WHAT THE EXERCISE ASKS: Where "NEEXcsgo" occurs in a line of the entries below, copy that line.

MATERIAL FOR THE TASK:
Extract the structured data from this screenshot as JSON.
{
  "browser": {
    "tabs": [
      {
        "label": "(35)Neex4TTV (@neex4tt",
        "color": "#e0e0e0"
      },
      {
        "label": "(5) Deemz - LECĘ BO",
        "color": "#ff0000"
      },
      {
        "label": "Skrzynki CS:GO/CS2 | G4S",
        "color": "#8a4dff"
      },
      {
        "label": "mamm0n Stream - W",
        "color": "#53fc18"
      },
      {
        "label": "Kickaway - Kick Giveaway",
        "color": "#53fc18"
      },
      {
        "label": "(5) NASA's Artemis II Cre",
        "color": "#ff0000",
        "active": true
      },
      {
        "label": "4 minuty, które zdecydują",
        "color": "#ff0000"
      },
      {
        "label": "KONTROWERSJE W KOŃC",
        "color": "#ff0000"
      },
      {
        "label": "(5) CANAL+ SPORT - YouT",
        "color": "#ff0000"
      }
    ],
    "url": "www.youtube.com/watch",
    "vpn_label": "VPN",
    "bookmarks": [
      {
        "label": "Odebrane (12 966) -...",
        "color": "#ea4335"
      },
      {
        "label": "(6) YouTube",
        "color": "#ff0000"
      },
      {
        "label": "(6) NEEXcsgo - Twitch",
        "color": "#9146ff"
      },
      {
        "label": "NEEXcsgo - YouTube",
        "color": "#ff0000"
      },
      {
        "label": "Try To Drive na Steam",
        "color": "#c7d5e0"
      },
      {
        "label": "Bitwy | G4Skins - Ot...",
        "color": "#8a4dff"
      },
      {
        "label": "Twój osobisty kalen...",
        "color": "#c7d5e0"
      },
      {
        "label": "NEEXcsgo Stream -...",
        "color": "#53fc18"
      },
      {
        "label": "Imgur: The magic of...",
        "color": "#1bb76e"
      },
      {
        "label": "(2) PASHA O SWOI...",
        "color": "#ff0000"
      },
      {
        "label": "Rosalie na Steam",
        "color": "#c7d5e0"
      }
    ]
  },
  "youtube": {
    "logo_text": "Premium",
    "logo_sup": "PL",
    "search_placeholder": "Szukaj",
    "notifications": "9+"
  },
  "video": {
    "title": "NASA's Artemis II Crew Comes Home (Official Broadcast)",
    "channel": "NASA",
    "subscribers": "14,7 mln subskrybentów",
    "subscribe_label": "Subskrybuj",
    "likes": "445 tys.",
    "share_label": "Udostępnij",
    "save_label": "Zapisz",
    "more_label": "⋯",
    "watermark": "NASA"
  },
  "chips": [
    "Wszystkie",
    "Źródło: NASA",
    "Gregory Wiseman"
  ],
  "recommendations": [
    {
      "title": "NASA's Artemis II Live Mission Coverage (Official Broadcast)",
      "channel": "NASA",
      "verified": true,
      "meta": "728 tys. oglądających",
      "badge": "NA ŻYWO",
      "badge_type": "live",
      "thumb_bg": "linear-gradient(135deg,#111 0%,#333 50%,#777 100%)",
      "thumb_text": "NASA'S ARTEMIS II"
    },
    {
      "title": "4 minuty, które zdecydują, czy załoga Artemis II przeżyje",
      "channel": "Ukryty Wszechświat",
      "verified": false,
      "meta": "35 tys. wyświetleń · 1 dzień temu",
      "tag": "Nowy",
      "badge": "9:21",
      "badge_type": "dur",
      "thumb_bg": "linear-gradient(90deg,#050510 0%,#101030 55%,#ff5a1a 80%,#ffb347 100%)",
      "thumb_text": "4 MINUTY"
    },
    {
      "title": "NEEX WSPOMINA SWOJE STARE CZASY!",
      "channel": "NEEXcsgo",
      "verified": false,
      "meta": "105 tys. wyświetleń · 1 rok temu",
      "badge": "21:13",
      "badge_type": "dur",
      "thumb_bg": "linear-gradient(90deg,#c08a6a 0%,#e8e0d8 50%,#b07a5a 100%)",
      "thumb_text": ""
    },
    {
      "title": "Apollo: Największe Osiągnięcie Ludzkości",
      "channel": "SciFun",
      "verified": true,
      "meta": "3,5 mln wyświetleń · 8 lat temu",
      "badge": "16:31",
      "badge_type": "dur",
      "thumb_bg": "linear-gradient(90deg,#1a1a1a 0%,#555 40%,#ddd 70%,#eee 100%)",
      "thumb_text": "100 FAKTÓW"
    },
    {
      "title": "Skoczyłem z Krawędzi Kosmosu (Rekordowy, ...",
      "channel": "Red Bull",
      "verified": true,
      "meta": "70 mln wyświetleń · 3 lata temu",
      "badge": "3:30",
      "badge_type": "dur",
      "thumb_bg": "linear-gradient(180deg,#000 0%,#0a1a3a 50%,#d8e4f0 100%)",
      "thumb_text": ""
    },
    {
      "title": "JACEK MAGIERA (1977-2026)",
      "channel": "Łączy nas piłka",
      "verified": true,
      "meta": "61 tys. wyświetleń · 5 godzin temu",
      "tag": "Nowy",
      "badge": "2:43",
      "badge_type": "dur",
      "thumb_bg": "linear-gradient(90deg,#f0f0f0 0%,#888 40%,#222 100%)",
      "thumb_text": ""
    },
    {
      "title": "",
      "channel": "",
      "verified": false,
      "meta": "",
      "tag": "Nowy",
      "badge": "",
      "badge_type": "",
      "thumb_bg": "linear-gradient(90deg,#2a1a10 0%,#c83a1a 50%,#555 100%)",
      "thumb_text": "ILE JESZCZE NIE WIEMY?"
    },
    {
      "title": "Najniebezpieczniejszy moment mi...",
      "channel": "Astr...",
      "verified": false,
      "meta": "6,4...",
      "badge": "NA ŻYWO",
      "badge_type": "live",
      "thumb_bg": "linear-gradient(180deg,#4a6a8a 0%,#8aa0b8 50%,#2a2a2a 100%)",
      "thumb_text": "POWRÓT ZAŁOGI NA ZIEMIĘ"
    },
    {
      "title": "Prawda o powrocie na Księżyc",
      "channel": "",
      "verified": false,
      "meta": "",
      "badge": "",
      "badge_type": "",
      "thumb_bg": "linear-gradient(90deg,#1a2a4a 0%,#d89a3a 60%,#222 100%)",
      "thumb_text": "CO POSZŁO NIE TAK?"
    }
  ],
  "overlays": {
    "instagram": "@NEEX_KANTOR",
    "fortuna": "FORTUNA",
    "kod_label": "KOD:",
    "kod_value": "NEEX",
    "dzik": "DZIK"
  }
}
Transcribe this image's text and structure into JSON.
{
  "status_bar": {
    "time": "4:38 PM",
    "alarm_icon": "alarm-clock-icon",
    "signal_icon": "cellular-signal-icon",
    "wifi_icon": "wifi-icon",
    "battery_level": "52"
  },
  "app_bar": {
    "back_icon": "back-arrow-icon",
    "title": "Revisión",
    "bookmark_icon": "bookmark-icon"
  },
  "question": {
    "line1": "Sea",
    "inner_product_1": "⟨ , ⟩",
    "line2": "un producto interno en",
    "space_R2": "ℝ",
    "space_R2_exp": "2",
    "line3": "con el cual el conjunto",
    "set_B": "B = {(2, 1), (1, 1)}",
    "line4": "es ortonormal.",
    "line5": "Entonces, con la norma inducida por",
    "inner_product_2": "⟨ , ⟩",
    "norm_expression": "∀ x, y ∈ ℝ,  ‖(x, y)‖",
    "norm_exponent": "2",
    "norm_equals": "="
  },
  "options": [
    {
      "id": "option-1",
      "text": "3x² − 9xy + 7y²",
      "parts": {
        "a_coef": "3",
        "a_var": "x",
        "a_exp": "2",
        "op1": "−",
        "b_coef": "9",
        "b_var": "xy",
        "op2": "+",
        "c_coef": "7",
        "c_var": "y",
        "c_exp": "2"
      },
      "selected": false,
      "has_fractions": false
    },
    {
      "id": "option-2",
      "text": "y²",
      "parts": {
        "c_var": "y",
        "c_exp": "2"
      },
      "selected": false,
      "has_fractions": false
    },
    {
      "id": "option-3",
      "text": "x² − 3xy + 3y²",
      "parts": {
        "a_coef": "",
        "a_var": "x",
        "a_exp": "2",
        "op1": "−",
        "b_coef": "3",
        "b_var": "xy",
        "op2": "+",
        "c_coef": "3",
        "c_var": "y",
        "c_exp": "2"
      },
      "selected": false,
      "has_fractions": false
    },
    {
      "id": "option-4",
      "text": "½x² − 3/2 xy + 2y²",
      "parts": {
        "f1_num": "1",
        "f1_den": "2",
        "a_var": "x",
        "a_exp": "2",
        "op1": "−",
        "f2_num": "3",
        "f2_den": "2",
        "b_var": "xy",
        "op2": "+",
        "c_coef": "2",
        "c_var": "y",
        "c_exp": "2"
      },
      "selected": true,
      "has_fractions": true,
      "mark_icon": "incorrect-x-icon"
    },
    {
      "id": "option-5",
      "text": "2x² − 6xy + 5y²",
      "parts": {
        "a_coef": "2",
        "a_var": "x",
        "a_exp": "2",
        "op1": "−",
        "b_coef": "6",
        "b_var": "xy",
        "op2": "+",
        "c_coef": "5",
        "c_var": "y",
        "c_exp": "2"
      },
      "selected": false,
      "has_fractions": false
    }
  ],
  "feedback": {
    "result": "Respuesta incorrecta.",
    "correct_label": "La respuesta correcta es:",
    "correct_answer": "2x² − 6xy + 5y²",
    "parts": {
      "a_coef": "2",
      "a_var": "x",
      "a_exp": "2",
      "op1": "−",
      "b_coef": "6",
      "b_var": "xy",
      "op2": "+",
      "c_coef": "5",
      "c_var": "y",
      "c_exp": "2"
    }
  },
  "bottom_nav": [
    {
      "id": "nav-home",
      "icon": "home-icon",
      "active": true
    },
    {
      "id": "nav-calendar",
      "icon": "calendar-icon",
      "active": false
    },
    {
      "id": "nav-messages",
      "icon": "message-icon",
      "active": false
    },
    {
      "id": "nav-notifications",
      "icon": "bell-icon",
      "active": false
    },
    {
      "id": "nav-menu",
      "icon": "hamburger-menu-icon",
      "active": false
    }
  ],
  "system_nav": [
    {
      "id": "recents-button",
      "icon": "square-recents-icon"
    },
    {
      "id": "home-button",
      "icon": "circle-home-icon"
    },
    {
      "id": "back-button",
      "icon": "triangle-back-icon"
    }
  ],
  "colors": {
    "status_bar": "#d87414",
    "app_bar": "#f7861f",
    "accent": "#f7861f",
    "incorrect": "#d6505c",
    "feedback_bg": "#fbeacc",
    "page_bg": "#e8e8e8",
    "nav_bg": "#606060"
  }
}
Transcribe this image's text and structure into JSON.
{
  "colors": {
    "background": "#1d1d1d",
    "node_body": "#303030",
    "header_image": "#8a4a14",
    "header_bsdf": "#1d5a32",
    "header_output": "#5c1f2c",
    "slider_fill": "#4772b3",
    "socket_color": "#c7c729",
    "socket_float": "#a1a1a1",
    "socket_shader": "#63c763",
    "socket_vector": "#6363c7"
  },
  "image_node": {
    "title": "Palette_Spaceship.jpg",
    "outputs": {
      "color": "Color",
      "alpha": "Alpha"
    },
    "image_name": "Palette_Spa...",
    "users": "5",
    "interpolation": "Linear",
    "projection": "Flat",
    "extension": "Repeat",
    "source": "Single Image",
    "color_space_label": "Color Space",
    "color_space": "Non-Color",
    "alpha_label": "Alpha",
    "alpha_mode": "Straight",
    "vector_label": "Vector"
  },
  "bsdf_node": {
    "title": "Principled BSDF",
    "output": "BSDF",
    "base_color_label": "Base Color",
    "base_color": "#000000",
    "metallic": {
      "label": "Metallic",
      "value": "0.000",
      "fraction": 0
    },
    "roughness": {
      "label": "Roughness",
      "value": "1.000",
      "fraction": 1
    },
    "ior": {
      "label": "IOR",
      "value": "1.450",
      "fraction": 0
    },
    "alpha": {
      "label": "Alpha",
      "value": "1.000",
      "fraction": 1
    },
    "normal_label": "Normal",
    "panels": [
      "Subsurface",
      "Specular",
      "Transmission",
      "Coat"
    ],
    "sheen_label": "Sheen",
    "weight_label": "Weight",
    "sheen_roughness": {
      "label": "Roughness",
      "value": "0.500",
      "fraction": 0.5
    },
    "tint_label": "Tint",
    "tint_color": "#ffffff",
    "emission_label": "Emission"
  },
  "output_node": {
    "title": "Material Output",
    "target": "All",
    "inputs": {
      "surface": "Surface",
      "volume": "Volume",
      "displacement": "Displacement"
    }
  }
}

FINISHED TASK:
        "label": "(6) NEEXcsgo - Twitch",
        "label": "NEEXcsgo - YouTube",
        "label": "NEEXcsgo Stream -...",
      "channel": "NEEXcsgo",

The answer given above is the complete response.